There remains the question whether the pleas of privilege can afford protection to the defendants in respect of these paragraphs. But though the vehicle of the public press had been held to a proper and protected one, so as to defeat a claim for libel, where it has been used “as the only effective mode” to answer a charge which had already received as wide a circulation (see ADAM V. WARD and BROWN v ROOM) there is no authority which protects the statement in the newspaper where it is made not in answer, but a fresh item on which a General interest as distinguished from a Particular interest already aroused, prevails.”
Holding as I do that the occasion of the publication of the article Exh. P1 and the cartoon exh. P2 the subjects of this action was not privileged it is therefore unnecessary for me to consider the question of express malice. Suffice it to say, that the defendant published the article complained of Reckless and careless whether what he published was true or false. As a matter of fact both the reporter and the defendant had no Genuine and honest belief that the plaintiff could sell forests, and, they did say so. In WATT V. LONGSDON 1929 ALLER. (2) 284 GREER, L.J.,
observed:
 
“A man may believe in a defamatory statement, and yet when he publishes it be reckless whether his belief be well founded or not …..“ and if he does so the publication will be maliciously made, even though he may believe the defamatory statement to be true.”
I now come to yet another difficult question, Damages.
Learned counsel for the defendant proposed a sun of shs. 100.000/= because he submitted the plaintiff had not suffered any loss or injury. From the evidence on record the “Sunday Vision” at the time of libel complained of had a daily circulation of 19,000 copies. While the “New Vision” boasted a daily circulation of 27,000 copies.
In DE. CRESPIGY V. WELLESLY 5 B in pp 402 — 406 BEST C.J., said:
Publication in a news paper circulate the calumny through every region of the globe..but if the report is spread over the world by means of the press the malignant false hoods of vilest mankind which would not receive the least credit where the author is known, would make an impression which it would require much time and trouble to erase, and which it might be difficult if not impossible, ever completely to remove Before he gave it general notoriety by circulating’ it in print he should have been prepared to prove its truth to the letter; for he had no more right to take away the character of the plaintiff without being able to prove the truth of the charge that he had made against him, than to take away his property without being able to justify the act by which he possessed it. Indeed if we reflect on the degree of suffering occasioned by loss of character and compare it with suffering occasioned by loss of property; the amount in the former far exceeds the latter.”

 

Learned counsel for the plaintiff proposed a sum of 10/=. I would re-echo the words of WINEYER J, in UREN V JOIN FAIR FAX {1967}117 C.L.R. 118.
 

 

“A man defamed does not get compensation for his reputation.
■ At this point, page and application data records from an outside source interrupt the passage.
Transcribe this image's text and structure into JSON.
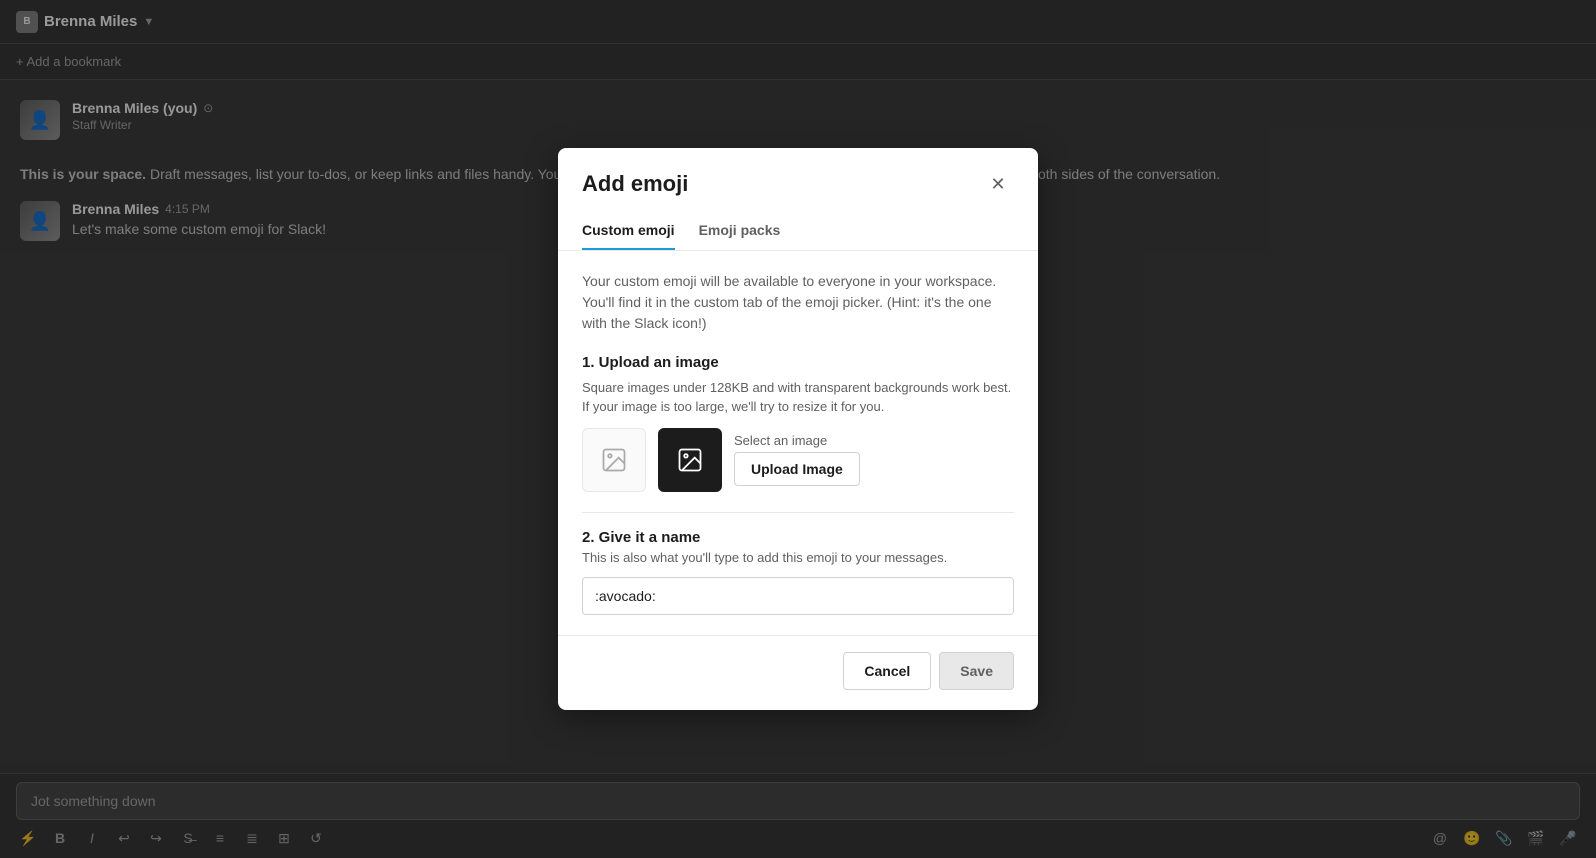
{
  "app": {
    "workspace_name": "Brenna Miles",
    "workspace_initial": "B",
    "bookmark_label": "+ Add a bookmark"
  },
  "chat": {
    "messages": [
      {
        "author": "Brenna Miles (you)",
        "author_name": "Brenna Miles",
        "you_badge": "⊙",
        "sub": "Staff Writer",
        "text_bold": "This is your space.",
        "text": " Draft messages, list your to-dos, or keep links and files handy. You can also talk to yourself here, but please bear in mind you'll have to supply both sides of the conversation."
      },
      {
        "author": "Brenna Miles",
        "time": "4:15 PM",
        "text": "Let's make some custom emoji for Slack!"
      }
    ],
    "input_placeholder": "Jot something down"
  },
  "modal": {
    "title": "Add emoji",
    "tabs": [
      {
        "label": "Custom emoji",
        "active": true
      },
      {
        "label": "Emoji packs",
        "active": false
      }
    ],
    "description": "Your custom emoji will be available to everyone in your workspace. You'll find it in the custom tab of the emoji picker. (Hint: it's the one with the Slack icon!)",
    "section1": {
      "title": "1. Upload an image",
      "subtitle": "Square images under 128KB and with transparent backgrounds work best. If your image is too large, we'll try to resize it for you.",
      "select_label": "Select an image",
      "upload_btn": "Upload Image"
    },
    "section2": {
      "title": "2. Give it a name",
      "description": "This is also what you'll type to add this emoji to your messages.",
      "input_value": ":avocado:",
      "input_placeholder": ":avocado:"
    },
    "footer": {
      "cancel_label": "Cancel",
      "save_label": "Save"
    }
  },
  "toolbar": {
    "icons": [
      "⚡",
      "B",
      "I",
      "↩",
      "↪",
      "S",
      "≡",
      "≣",
      "⊞",
      "↺"
    ]
  }
}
He gets damages
because he was injured in his reputation.”
I was referred to several decisions of this court on the issue of damages each case must be decided on its merits. Though of course recent decisions are of immense assistance. The Plaintiff is a former distinguished civil servant I think there is no doubt about that. She is former Deputy Minister. Her integrity has been brought into question. It is said she was able to go through the recent CA elections.
But no one can tell what her political opponents might make of the false reports in future. Those who have caused her all the anguish have not shown any slightest remorse. They say instead, that it is for her to clear her name. While the issue of exemplary damages does not arise under the circumstances of this case, I feel that she deserves some substantial damages.

I enter judgment in her favour for Shs. 4.5m/= with interest at court rate and costs of this suit.
I order accordingly.

Judge
14/6/1994.